These are the only brokers who are currently licensed under the regulations of the CMA after fulfilling all the requirements enlisted in Section 29 of the Capital Markets Act.
The primary goal of all these brokers is to facilitate trade for their clients by acting as a link between the market and the client. The conditions to facilitate such trades differs depending on the category of licenses given to them.
Kenyan traders who wish to trade are expected to only use any of these registered and licensed brokers. The CMA has explicitly forbidden all Kenyan traders from engaging with foreign brokers. The CMA has issued a notification to foreign brokers not to entice Kenyan traders to trade on their platform as many brokers were found to be onboarding Kenyan traders without obtaining CMA license. Regulator has notified many such brokerages are subject to abuse and pose risk to investors.
If anyone is found to be in violation of these provisions then the CMA vows to punish them severely. These drastic measures came into place in light of the numerous scams and Ponzi schemes that have taken place in the past.
Risks and Caution for Retail Forex Investors
Despite such regulations being in place, the choice at the end of the day lies with the investor.
There are ample choices in the market for investors, but in a long run its better to understand if you will be able to handle the risk if the market crashes.
For examples all forex trading at most brokers is done as a CFD instrument. A CFD is nothing but a contract that is entered into by, and between a broker and client.
The contract mentions the price at the day of entering the contract and the price at the day the contract was closed. If the price of the asset which was the underlying object in the contract changes then the difference in the price has to be paid by the broker if the price increases and the difference in the price has to be paid by the client if the price decreases.
Whether or not a price increases or decreases depends on the market, but the main aspect to be considered before entering into a CFD is if you can handle the risk.
If you are using leverage of 1:20, then only 5% needs to be paid to the broker upfront for the asset you want to invest in, if the market is against your prediction then you not only lose the 5% but you also lose more than you investment since you will need to cover the extent of your loss till the day the contract ends.
As the only objective of most brokers is to pocket their own commission, investors really need to understand the risks involved more than the rate of return. Only if you can afford to take the risk, then only should you involve yourself in the market.
Often times juicy rate of return might blind you from seeing the true picture, you can completely lose sight of the risks. So, the first question that you’ll need to ask yourself before delving into the market is whether you can afford to lose the money you invest, if your answer is no then the forex market is not for you.

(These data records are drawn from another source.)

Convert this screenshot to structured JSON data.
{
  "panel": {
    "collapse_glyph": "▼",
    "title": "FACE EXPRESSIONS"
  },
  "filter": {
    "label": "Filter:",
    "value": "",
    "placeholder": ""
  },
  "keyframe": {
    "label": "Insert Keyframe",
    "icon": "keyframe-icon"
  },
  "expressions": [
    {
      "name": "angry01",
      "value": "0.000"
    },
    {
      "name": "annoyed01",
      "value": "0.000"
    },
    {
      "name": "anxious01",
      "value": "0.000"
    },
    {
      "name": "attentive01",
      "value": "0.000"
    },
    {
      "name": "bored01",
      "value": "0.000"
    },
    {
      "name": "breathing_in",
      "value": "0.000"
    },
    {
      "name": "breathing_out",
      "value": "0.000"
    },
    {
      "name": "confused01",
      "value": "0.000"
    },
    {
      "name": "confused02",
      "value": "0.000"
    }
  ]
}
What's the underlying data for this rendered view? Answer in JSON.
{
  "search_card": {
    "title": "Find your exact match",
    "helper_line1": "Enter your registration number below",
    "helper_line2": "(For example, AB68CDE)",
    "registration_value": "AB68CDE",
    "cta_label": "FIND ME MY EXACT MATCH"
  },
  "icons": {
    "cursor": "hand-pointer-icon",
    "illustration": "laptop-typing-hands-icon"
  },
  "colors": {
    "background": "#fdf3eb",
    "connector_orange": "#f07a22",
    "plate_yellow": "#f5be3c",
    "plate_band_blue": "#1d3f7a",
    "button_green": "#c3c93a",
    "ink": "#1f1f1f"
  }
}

There are a lot of ways you can protect your money by having a risk management in place, reducing the leverage, having a stop loss target etc.
But remember, at the end of the day you have to learn to live with the consequences. All these regulations and derivatives exist to protect you as much as possible, but there are some factors beyond these derivatives. There are only indicative but not definitive.
A starting point for any new investor is to understand what exactly he seeks to achieve with the forex market. What is the target he wants to achieve and what’s the realistic goal he has on his mind.
Past this you’ll need to do your own research, collaborate with one of the few licensed brokers and explore all the possible options you have. Finally have a look at the regulations and once you are certain that you are ready, make the informed call and hope that the market reacts positively to you.